This realisation has led the Korian Foundation to conduct research into the semantic fields used to talk about elderly people and to investigate what more suitable terms can be used in order to assign more positive values to old age and to ensure ill-thought-out vocabulary does not unnecessarily complicate matters.

The outcome of this is a practical guide by the Korian Foundation. It lists words to be avoided and alternatives to be adopted so as to discuss old age, dependency, disease, and nursing homes in more positive terms.

The guide ‘Ageing Well: the Right Words’ seeks to raise awareness of this issue and to persuade healthcare professionals, local government, and French society as a whole that there is everything to be gained by changing our outlook on ageing and how we talk about it.

Ageing well: the right words
Objectives: To assess the impact of words on a comparative, objective basis in order to identify both the best choice of words and the best practices when designating and describing older people, ageing and autonomy loss, and professions and practices relating to homes, treatment, accommodation, services, and so on.

The vocabulary used in conjunction with old age – words and phrases like “senior citizens”, “dementia”, “bedridden”, “Alzheimer’s” and so on – is approximative, simplistic, and sometimes even inappropriate. Who or what is to blame? Semantic shortcuts, changing medical terminology, and poor choices of wording have all played a part. 
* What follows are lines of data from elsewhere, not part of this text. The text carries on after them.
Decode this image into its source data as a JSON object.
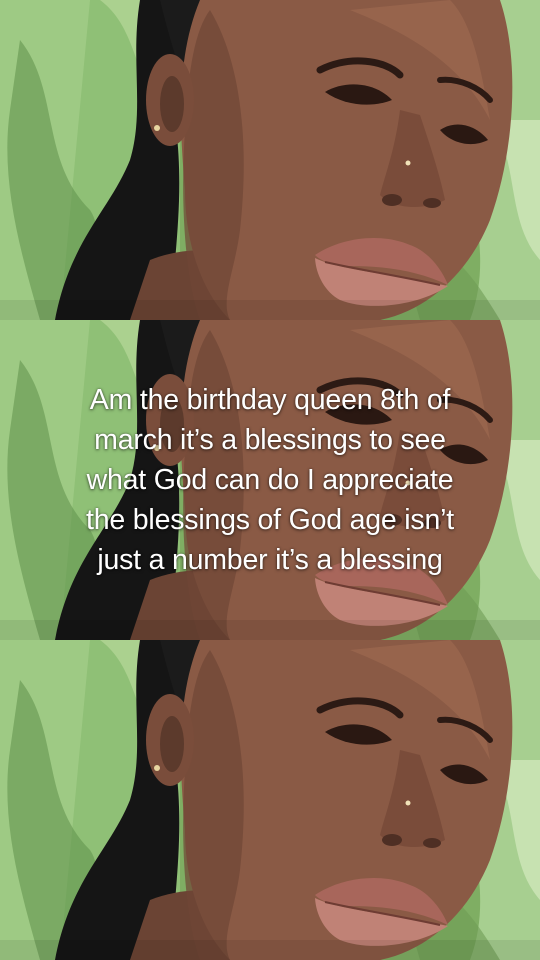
{
  "overlay": {
    "caption_lines": [
      "Am the birthday queen 8th of",
      "march it’s a blessings to see",
      "what God can do I appreciate",
      "the blessings of God age isn’t",
      "just a number it’s a blessing"
    ]
  },
  "colors": {
    "background_leaf": "#7fb56a",
    "skin": "#8a5a45",
    "lips": "#b8756a",
    "hair": "#141414",
    "caption_text": "#ffffff"
  }
}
Video in French

 

This realisation has led the Korian Foundation to conduct research into the semantic fields used to talk about elderly people and to investigate what more suitable terms can be used in order to assign more positive values to old age and to ensure ill-thought-out vocabulary does not unnecessarily complicate matters.
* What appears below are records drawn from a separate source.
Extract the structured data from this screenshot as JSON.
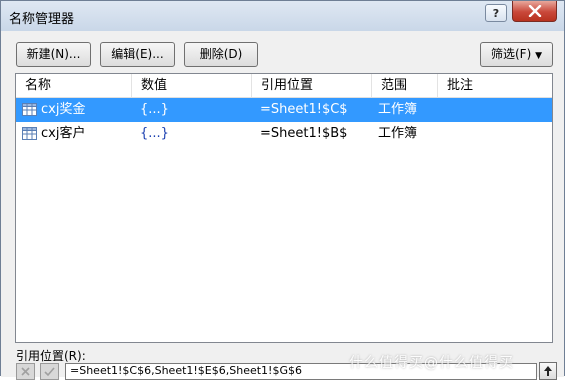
{
  "window": {
    "title": "名称管理器"
  },
  "titlebar": {
    "help_label": "?"
  },
  "toolbar": {
    "new_label": "新建(N)...",
    "edit_label": "编辑(E)...",
    "delete_label": "删除(D)",
    "filter_label": "筛选(F)"
  },
  "columns": [
    "名称",
    "数值",
    "引用位置",
    "范围",
    "批注"
  ],
  "rows": [
    {
      "name": "cxj奖金",
      "value": "{...}",
      "ref": "=Sheet1!$C$",
      "scope": "工作簿",
      "comment": "",
      "selected": true
    },
    {
      "name": "cxj客户",
      "value": "{...}",
      "ref": "=Sheet1!$B$",
      "scope": "工作簿",
      "comment": "",
      "selected": false
    }
  ],
  "ref_section": {
    "label": "引用位置(R):",
    "value": "=Sheet1!$C$6,Sheet1!$E$6,Sheet1!$G$6"
  },
  "watermark": "什么值得买@什么值得买",
  "colors": {
    "selection": "#3399ff",
    "value_text": "#1a3fb0"
  }
}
The outcome of this is a practical guide by the Korian Foundation. It lists words to be avoided and alternatives to be adopted so as to discuss old age, dependency, disease, and nursing homes in more positive terms.

The guide ‘Ageing Well: the Right Words’ seeks to raise awareness of this issue and to persuade healthcare professionals, local government, and French society as a whole that there is everything to be gained by changing our outlook on ageing and how we talk about it.